Whether the reddish shimmering wall design and the warm, subdued light in your favorite Italian is pure coincidence? Or rather calculated calculation? We are sure that it is the latter. Because as we already know, the color red has an appetizing effect on us. We are willing to eat beyond our hunger in a warm, reddish atmosphere and restaurant owners make regular use of this. Even the food industry uses this color effect. Whether it is the well-known logos of brands in the food sector or the design of food packaging, they all use the color effect of red. A rather rare image in restaurants, on the other hand, is a blue color concept. There are only a few restaurants that lure with blue walls or use blue table linen and dishes and if they do, this is mostly due to the origin of the national cuisine served. Because the effect of the color blue creates the exact opposite of what a restaurant wants: people eat almost a third less! On the one hand, this has to do with the appetite-suppressing color effect of blue in general, but also with the fact that the food is simply less appealing in a blue setting. Just pay attention to the wall design and the interior the next time you visit a restaurant. And if you are planning to build your own restaurant, you can visit for buying high-quality equipment for painting the walls of your restaurant.

How colors affect our taste

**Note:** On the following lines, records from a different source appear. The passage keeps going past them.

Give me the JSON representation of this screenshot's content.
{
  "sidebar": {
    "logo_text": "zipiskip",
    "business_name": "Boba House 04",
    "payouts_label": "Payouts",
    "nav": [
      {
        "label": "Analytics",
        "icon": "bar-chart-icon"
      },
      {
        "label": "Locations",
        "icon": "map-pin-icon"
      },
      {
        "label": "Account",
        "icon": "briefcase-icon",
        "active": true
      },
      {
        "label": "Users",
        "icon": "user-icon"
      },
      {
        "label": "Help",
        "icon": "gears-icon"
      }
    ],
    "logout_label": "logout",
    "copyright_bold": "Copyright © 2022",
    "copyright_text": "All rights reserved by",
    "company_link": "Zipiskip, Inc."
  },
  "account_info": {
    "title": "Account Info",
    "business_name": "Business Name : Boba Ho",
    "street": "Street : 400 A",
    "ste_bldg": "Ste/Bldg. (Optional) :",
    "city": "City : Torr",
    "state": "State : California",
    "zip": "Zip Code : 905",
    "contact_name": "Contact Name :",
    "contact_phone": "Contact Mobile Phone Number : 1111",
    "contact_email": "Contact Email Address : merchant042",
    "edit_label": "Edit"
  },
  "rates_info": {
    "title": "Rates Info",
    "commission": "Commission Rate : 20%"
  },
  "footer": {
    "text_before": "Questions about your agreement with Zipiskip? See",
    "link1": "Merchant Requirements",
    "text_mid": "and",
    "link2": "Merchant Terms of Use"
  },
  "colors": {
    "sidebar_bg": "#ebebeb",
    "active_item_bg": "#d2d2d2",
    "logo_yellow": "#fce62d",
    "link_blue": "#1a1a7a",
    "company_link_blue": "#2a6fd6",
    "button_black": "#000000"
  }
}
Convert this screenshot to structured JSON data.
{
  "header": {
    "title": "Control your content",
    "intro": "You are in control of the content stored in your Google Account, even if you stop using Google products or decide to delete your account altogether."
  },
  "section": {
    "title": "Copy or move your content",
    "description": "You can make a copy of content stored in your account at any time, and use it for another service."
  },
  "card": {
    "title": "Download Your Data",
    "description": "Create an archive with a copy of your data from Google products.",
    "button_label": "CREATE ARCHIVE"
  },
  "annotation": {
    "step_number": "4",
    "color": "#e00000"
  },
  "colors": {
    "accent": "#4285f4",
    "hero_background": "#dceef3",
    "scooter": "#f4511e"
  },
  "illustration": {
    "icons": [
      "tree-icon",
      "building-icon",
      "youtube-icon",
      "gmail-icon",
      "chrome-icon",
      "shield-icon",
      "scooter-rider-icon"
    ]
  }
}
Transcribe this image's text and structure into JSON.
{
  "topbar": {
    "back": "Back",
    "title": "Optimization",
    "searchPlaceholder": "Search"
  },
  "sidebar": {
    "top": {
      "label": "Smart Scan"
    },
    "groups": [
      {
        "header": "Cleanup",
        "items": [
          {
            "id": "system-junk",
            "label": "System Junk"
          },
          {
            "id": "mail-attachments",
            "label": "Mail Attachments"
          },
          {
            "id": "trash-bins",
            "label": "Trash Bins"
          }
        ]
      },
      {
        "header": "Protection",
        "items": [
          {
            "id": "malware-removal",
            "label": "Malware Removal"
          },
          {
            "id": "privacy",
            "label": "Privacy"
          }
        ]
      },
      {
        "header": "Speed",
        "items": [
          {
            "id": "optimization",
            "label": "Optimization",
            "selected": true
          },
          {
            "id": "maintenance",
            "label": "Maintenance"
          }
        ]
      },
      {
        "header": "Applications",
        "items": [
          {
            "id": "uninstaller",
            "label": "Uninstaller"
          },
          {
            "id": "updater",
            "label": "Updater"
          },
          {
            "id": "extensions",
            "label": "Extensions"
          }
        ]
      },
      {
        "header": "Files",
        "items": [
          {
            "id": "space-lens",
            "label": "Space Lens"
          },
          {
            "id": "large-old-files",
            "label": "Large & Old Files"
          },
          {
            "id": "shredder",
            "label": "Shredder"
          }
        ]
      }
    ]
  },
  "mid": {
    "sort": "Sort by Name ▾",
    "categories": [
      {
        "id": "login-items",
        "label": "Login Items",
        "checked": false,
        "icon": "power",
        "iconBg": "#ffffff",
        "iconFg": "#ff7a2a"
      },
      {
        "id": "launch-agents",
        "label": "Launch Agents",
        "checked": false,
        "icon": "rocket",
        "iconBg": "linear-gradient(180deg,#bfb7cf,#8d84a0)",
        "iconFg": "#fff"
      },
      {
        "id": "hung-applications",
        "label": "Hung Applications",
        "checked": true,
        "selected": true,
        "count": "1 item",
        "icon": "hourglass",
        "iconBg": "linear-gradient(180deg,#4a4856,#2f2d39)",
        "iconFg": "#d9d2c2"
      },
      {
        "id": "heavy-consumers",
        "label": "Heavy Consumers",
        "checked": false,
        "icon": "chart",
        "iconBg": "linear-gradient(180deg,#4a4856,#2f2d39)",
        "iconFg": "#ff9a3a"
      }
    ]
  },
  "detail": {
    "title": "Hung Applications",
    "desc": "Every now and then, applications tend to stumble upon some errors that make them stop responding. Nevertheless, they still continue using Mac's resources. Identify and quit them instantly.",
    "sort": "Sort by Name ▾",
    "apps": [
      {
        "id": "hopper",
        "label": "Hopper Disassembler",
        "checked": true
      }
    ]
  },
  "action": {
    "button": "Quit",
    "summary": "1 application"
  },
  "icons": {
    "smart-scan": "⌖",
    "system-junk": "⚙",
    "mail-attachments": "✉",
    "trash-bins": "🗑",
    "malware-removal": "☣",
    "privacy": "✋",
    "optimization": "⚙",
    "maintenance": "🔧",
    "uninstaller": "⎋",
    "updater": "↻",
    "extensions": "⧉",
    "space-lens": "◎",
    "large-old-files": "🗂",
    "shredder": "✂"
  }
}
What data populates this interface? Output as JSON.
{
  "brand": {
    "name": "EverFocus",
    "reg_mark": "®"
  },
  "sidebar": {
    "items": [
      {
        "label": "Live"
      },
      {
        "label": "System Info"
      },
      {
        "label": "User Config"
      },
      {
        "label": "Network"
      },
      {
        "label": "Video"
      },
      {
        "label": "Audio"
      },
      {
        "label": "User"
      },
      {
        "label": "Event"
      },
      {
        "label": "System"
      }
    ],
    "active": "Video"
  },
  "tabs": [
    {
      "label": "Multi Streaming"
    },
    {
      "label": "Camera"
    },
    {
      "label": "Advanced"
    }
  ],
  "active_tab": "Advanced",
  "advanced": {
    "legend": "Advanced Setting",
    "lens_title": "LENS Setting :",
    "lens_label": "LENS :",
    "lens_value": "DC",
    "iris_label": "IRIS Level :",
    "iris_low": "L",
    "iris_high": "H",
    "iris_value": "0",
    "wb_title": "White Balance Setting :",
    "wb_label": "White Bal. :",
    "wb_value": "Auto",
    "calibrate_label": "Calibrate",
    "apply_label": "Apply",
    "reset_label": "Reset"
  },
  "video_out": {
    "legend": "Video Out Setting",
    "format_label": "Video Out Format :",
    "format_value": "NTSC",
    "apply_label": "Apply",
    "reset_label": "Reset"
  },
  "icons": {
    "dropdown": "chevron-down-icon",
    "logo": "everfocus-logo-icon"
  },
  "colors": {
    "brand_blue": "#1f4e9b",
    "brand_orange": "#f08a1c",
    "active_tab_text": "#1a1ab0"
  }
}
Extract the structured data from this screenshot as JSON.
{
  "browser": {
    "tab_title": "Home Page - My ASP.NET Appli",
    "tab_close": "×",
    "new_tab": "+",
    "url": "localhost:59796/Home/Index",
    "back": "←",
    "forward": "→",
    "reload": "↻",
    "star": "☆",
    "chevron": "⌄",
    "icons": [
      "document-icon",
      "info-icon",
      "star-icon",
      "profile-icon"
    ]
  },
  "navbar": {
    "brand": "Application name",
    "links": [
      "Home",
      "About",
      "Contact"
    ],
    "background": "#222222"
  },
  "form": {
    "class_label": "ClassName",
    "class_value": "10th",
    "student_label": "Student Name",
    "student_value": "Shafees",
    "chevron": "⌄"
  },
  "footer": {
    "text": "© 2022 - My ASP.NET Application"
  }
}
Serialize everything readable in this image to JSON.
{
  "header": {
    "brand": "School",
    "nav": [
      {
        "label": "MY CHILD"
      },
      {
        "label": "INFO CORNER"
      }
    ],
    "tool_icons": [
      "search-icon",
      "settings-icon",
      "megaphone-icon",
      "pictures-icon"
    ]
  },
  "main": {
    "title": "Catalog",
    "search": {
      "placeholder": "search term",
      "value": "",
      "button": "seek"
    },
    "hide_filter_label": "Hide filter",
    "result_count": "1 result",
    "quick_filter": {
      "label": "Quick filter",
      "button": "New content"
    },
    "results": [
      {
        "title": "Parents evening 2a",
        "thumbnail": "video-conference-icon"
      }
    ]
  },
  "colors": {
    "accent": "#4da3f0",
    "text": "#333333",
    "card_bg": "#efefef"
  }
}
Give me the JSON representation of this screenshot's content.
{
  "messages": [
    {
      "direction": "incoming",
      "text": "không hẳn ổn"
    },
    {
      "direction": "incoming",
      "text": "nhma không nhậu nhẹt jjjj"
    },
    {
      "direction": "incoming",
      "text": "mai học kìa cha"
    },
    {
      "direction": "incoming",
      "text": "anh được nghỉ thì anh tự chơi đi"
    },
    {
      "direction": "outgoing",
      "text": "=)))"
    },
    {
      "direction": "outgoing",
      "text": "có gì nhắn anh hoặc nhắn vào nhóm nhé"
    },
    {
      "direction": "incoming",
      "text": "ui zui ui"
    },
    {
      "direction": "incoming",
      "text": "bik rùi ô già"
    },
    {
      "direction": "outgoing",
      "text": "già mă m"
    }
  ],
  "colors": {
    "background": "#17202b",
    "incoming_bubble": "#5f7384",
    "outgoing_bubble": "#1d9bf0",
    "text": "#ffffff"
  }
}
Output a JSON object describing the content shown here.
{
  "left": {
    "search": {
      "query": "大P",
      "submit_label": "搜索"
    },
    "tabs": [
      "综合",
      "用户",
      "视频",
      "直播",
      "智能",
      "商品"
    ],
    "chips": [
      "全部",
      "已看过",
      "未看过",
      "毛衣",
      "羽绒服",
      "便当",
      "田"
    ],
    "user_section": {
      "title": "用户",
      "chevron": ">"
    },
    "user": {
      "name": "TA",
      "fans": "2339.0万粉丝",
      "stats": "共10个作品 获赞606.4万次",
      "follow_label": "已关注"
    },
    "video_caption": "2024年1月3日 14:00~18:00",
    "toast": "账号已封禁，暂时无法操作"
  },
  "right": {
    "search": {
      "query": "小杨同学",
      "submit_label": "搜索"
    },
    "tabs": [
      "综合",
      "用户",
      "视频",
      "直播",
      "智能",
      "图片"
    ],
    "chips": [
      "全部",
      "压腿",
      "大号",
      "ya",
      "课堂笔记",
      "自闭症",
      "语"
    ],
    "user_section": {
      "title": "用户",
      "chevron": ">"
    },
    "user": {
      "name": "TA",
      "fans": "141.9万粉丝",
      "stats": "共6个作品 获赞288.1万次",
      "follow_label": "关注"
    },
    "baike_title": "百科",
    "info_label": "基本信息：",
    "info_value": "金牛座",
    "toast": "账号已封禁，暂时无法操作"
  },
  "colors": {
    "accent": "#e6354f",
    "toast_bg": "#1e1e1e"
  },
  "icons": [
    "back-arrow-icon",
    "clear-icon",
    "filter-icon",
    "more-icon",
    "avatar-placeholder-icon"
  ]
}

From an early age, we have heard the phrase “eat with your eyes” mediates and meets us in the most varied of ways in everyday life. Starting with shapely food like the sausage in the shape of a bear, to perfectionistically arranged plates in the gastronomy, and finally culminating under the hashtag Foodporn on Instagram, the visual effect on our appetite is exploited. But what is it all about? The sense organ for seeing – i.e. the eye – is closely linked to the two taste-determining senses smell and taste. If one of the senses, in this case, the sense of sight, is influenced, the whole taste changes for us. One and the same white wine, for example, changes its taste in the green light from sour to fruity in the red light. It is similar to the example of differently colored apple juice. While the natural-colored apple juice is also recognized like this, the red-colored juice is mistaken for currant juice and the green even for kiwi juice. The taste of food is also influenced by the color of the container in which it is served. Coffee from a white cup, for example, tastes less sweet, more intense, and more bitter. According to the German sociologist Eva Heller, we associate green and yellow with the sour taste, while pink, orange, and red with sweetness. In white, gray, or even blue foods, we expect something salty and we associate the colors purple, black, and brown with bitterness. Especially smart restaurateurs and food manufacturers play with the colors and the flavors that can be expected and surprise consumers when something does not taste as expected. So next time maybe just try the black ice cream, it may not be bitter at all!